Speed-Dating with Federal Institutions and Agencies
Federal Institutions and Agencies
June 16: Policy Plenaries
Earlier this year, the Statistics Canada presented new population projections drawn from two separate but complementary analytical reports: Immigration and Diversity: Population Projections for Canada and its Regions, 2011 to 2036 that projected results for the evolution of the immigrant population and for various ethnocultural diversity indicators; and, Language Projections for Canada, 2011 to 2036 that looked at the possible evolution of languages in Canada—the first extensive language projections produced by Statistics Canada. Jean-Pierre Corbeil, from Statistics Canada will be on hand to present selected findings from these two key studies to our community. A panel of experts, including Jack Jedwab from the Association of Canadian Studies, William Floch from the Department of Canadian Heritage, and leading demographer Joanne Pocock will then discuss the potential impact of these studies on the English-speaking Community of Quebec.
The Treasury Board of Canada Secretariat is leading the Government of Canada’s review Official Languages Regulations.
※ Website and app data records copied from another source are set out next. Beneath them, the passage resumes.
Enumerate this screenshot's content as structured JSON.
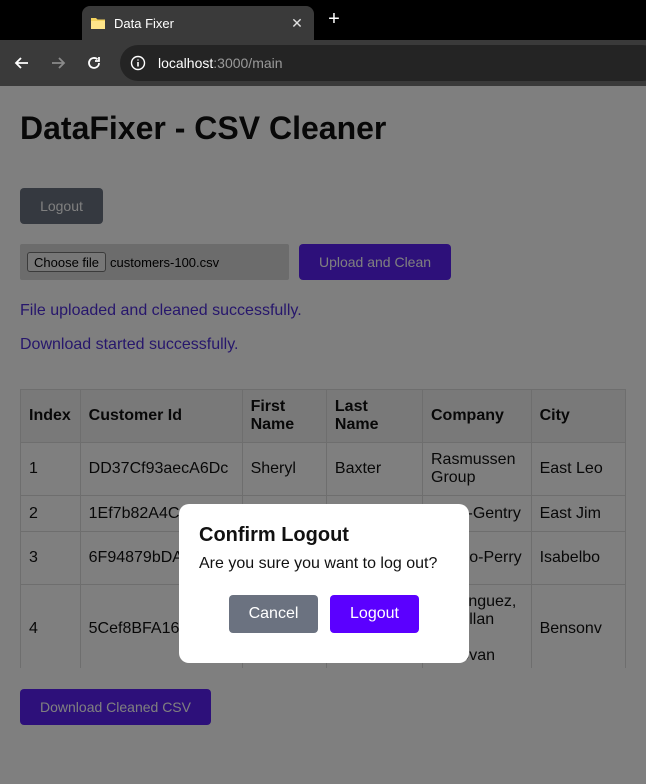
{
  "browser": {
    "tab_title": "Data Fixer",
    "url_host": "localhost",
    "url_path": ":3000/main"
  },
  "page": {
    "title": "DataFixer - CSV Cleaner",
    "logout_label": "Logout",
    "choose_file_label": "Choose file",
    "file_name": "customers-100.csv",
    "upload_label": "Upload and Clean",
    "status_upload": "File uploaded and cleaned successfully.",
    "status_download": "Download started successfully.",
    "download_label": "Download Cleaned CSV"
  },
  "table": {
    "headers": [
      "Index",
      "Customer Id",
      "First Name",
      "Last Name",
      "Company",
      "City"
    ],
    "rows": [
      [
        "1",
        "DD37Cf93aecA6Dc",
        "Sheryl",
        "Baxter",
        "Rasmussen Group",
        "East Leo"
      ],
      [
        "2",
        "1Ef7b82A4C",
        "",
        "",
        "Vega-Gentry",
        "East Jim"
      ],
      [
        "3",
        "6F94879bDA",
        "",
        "",
        "Murillo-Perry",
        "Isabelbo"
      ],
      [
        "4",
        "5Cef8BFA16",
        "",
        "",
        "Dominguez, Mcmillan and Donovan",
        "Bensonv"
      ]
    ]
  },
  "modal": {
    "title": "Confirm Logout",
    "message": "Are you sure you want to log out?",
    "cancel_label": "Cancel",
    "confirm_label": "Logout"
  },
  "colors": {
    "primary": "#5b21f5",
    "secondary": "#6b7280",
    "status_text": "#4f2ed8"
  }
}
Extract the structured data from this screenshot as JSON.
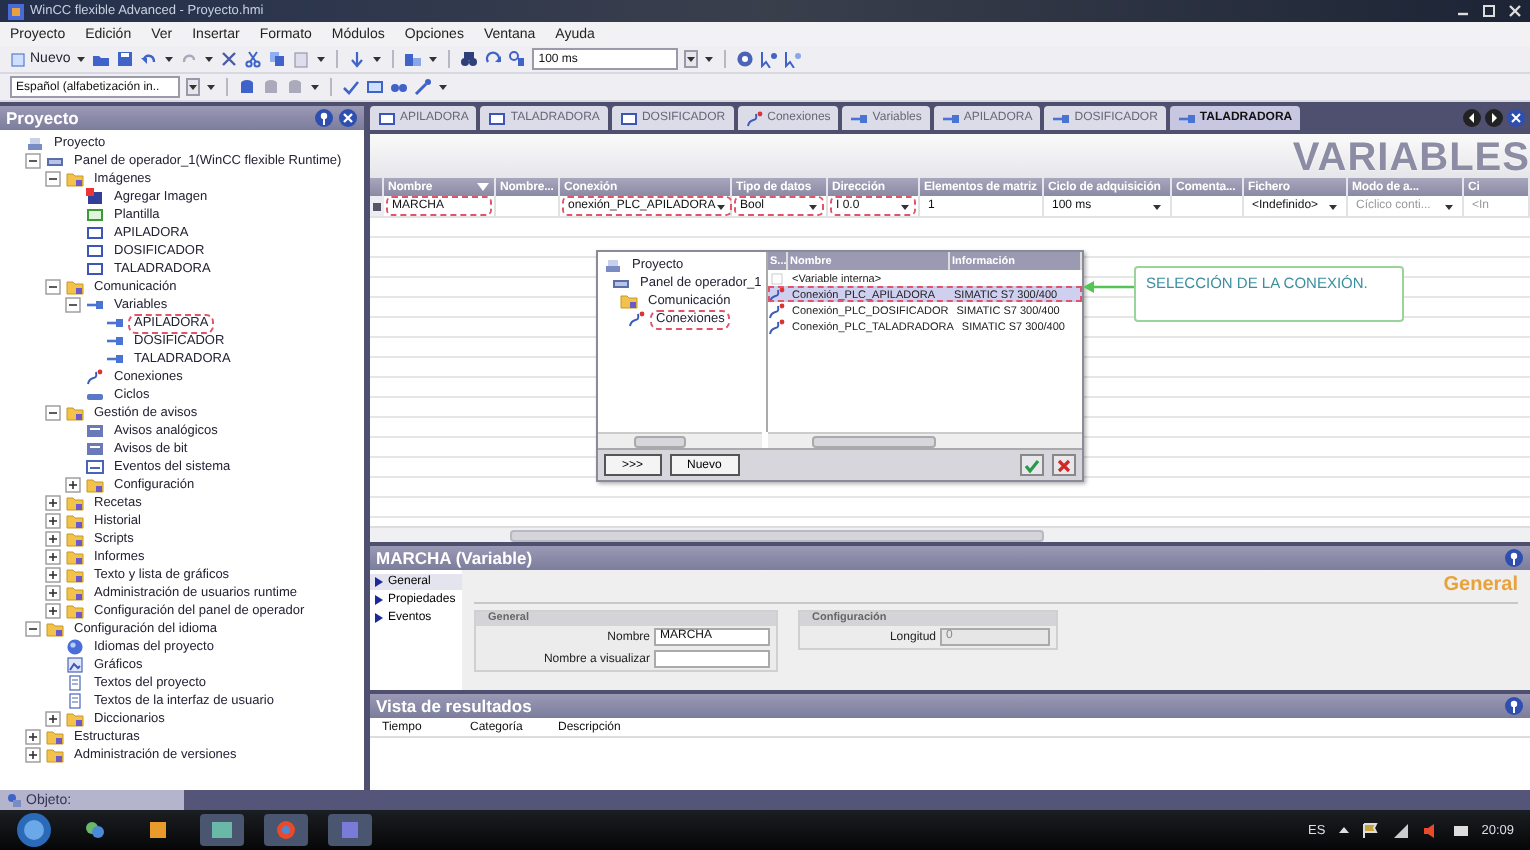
{
  "window": {
    "title": "WinCC flexible Advanced - Proyecto.hmi"
  },
  "menu": [
    "Proyecto",
    "Edición",
    "Ver",
    "Insertar",
    "Formato",
    "Módulos",
    "Opciones",
    "Ventana",
    "Ayuda"
  ],
  "toolbar": {
    "new_label": "Nuevo",
    "zoom": "100 ms",
    "language": "Español (alfabetización in.."
  },
  "project_panel": {
    "title": "Proyecto",
    "tree": [
      {
        "label": "Proyecto",
        "kind": "project",
        "children": [
          {
            "label": "Panel de operador_1(WinCC flexible Runtime)",
            "kind": "device",
            "expanded": true,
            "children": [
              {
                "label": "Imágenes",
                "kind": "folder",
                "expanded": true,
                "children": [
                  {
                    "label": "Agregar Imagen",
                    "kind": "add-screen"
                  },
                  {
                    "label": "Plantilla",
                    "kind": "template"
                  },
                  {
                    "label": "APILADORA",
                    "kind": "screen"
                  },
                  {
                    "label": "DOSIFICADOR",
                    "kind": "screen"
                  },
                  {
                    "label": "TALADRADORA",
                    "kind": "screen"
                  }
                ]
              },
              {
                "label": "Comunicación",
                "kind": "folder",
                "expanded": true,
                "children": [
                  {
                    "label": "Variables",
                    "kind": "tag",
                    "expanded": true,
                    "children": [
                      {
                        "label": "APILADORA",
                        "kind": "tag",
                        "annotated": true
                      },
                      {
                        "label": "DOSIFICADOR",
                        "kind": "tag",
                        "annotated": false
                      },
                      {
                        "label": "TALADRADORA",
                        "kind": "tag",
                        "annotated": false
                      }
                    ]
                  },
                  {
                    "label": "Conexiones",
                    "kind": "connection"
                  },
                  {
                    "label": "Ciclos",
                    "kind": "cycle"
                  }
                ]
              },
              {
                "label": "Gestión de avisos",
                "kind": "folder",
                "expanded": true,
                "children": [
                  {
                    "label": "Avisos analógicos",
                    "kind": "alarm"
                  },
                  {
                    "label": "Avisos de bit",
                    "kind": "alarm"
                  },
                  {
                    "label": "Eventos del sistema",
                    "kind": "event"
                  },
                  {
                    "label": "Configuración",
                    "kind": "folder",
                    "expanded": false
                  }
                ]
              },
              {
                "label": "Recetas",
                "kind": "folder",
                "expanded": false
              },
              {
                "label": "Historial",
                "kind": "folder",
                "expanded": false
              },
              {
                "label": "Scripts",
                "kind": "folder",
                "expanded": false
              },
              {
                "label": "Informes",
                "kind": "folder",
                "expanded": false
              },
              {
                "label": "Texto y lista de gráficos",
                "kind": "folder",
                "expanded": false
              },
              {
                "label": "Administración de usuarios runtime",
                "kind": "folder",
                "expanded": false
              },
              {
                "label": "Configuración del panel de operador",
                "kind": "folder",
                "expanded": false
              }
            ]
          },
          {
            "label": "Configuración del idioma",
            "kind": "folder",
            "expanded": true,
            "children": [
              {
                "label": "Idiomas del proyecto",
                "kind": "globe"
              },
              {
                "label": "Gráficos",
                "kind": "graphic"
              },
              {
                "label": "Textos del proyecto",
                "kind": "text"
              },
              {
                "label": "Textos de la interfaz de usuario",
                "kind": "text"
              },
              {
                "label": "Diccionarios",
                "kind": "folder",
                "expanded": false
              }
            ]
          },
          {
            "label": "Estructuras",
            "kind": "folder",
            "expanded": false
          },
          {
            "label": "Administración de versiones",
            "kind": "folder",
            "expanded": false
          }
        ]
      }
    ]
  },
  "tabs": [
    {
      "label": "APILADORA",
      "kind": "screen",
      "selected": false
    },
    {
      "label": "TALADRADORA",
      "kind": "screen",
      "selected": false
    },
    {
      "label": "DOSIFICADOR",
      "kind": "screen",
      "selected": false
    },
    {
      "label": "Conexiones",
      "kind": "connection",
      "selected": false
    },
    {
      "label": "Variables",
      "kind": "tag",
      "selected": false
    },
    {
      "label": "APILADORA",
      "kind": "tag",
      "selected": false
    },
    {
      "label": "DOSIFICADOR",
      "kind": "tag",
      "selected": false
    },
    {
      "label": "TALADRADORA",
      "kind": "tag",
      "selected": true
    }
  ],
  "editor": {
    "heading": "VARIABLES",
    "columns": [
      "Nombre",
      "Nombre...",
      "Conexión",
      "Tipo de datos",
      "Dirección",
      "Elementos de matriz",
      "Ciclo de adquisición",
      "Comenta...",
      "Fichero",
      "Modo de a...",
      "Ci"
    ],
    "rows": [
      {
        "cells": [
          {
            "text": "MARCHA",
            "annotated": true
          },
          null,
          {
            "text": "onexión_PLC_APILADORA",
            "dropdown": true,
            "annotated": true
          },
          {
            "text": "Bool",
            "dropdown": true,
            "annotated": true
          },
          {
            "text": "I 0.0",
            "dropdown": true,
            "annotated": true
          },
          {
            "text": "1"
          },
          {
            "text": "100 ms",
            "dropdown": true
          },
          null,
          {
            "text": "<Indefinido>",
            "dropdown": true
          },
          {
            "text": "Cíclico conti...",
            "dropdown": true,
            "disabled": true
          },
          {
            "text": "<In",
            "disabled": true
          }
        ]
      }
    ]
  },
  "connection_picker": {
    "tree": [
      {
        "label": "Proyecto",
        "kind": "project",
        "annotated": false
      },
      {
        "label": "Panel de operador_1",
        "kind": "device",
        "annotated": false
      },
      {
        "label": "Comunicación",
        "kind": "folder",
        "annotated": false
      },
      {
        "label": "Conexiones",
        "kind": "connection",
        "annotated": true
      }
    ],
    "columns": [
      "S...",
      "Nombre",
      "Información"
    ],
    "rows": [
      {
        "name": "<Variable interna>",
        "kind": "internal",
        "selected": false,
        "annotated": false
      },
      {
        "name": "Conexión_PLC_APILADORA",
        "info": "SIMATIC S7 300/400",
        "kind": "connection",
        "selected": true,
        "annotated": true
      },
      {
        "name": "Conexión_PLC_DOSIFICADOR",
        "info": "SIMATIC S7 300/400",
        "kind": "connection",
        "selected": false,
        "annotated": false
      },
      {
        "name": "Conexión_PLC_TALADRADORA",
        "info": "SIMATIC S7 300/400",
        "kind": "connection",
        "selected": false,
        "annotated": false
      }
    ],
    "buttons": [
      ">>>",
      "Nuevo"
    ]
  },
  "annotation": "SELECCIÓN DE LA CONEXIÓN.",
  "properties": {
    "title": "MARCHA (Variable)",
    "nav": [
      {
        "label": "General",
        "selected": true
      },
      {
        "label": "Propiedades",
        "selected": false
      },
      {
        "label": "Eventos",
        "selected": false
      }
    ],
    "section_title": "General",
    "groups": [
      {
        "title": "General",
        "fields": [
          {
            "label": "Nombre",
            "value": "MARCHA",
            "disabled": false
          },
          {
            "label": "Nombre a visualizar",
            "disabled": false
          }
        ]
      },
      {
        "title": "Configuración",
        "fields": [
          {
            "label": "Longitud",
            "value": "0",
            "disabled": true
          }
        ]
      }
    ]
  },
  "results": {
    "title": "Vista de resultados",
    "columns": [
      "Tiempo",
      "Categoría",
      "Descripción"
    ]
  },
  "object_tab": "Objeto:",
  "taskbar": {
    "language": "ES",
    "clock": "20:09"
  }
}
These regulations are key in determining the provision of federal government services in both official languages to Canadians. For several years, the QCGN has been working with federal parliamentary and government stakeholders, the Commissioner of Official Languages, and our French counterparts to address critical issues raised by this review, including how official language minority communities are defined, and what key services must provide services in both official languages. Officials from Treasury Board’s Official Languages Centre of Excellence will brief our community on the current review process, and continue a dialogue to ensure our community’s concerns and interests are represented.
The research section in the Department of Canadian Heritage’s Official Languages Branch, has developed a series of indicators that measure a minority language community’s vitality. This model has been matched to Census and other data, to produce a picture of the relative health of Canada’s English and French official language minority communities. William (Bill) Floch, the Department’s Official Languages’ research manager, will demonstrate the model to English-speaking Quebec during this presentation, having scaled the model to Quebec’s administrative regions. This is an opportunity not to be missed!
Following an extensive consultation process in 2011-2012, our community produced its 2012 – 2017 Community Priorities and Enabling Strategies of the English-speaking Community of Quebec; our community development plan. The priorities within the plan were revisited every year by the Priority Setting Steering Committee (PSSC), in a process described in the 2011 Cooperation Agreement between the Department of Canadian Heritage and our community represented by the QCGN. It is time now for our community to evaluate our strategic needs, and the process we used to collect, collate, communicate, and act together on our shared priorities. And this is an excellent time to do so, in conjunction with the unveiling of the Government of Canada’s new Action Plan for Official Languages’ later this year, and a growing community!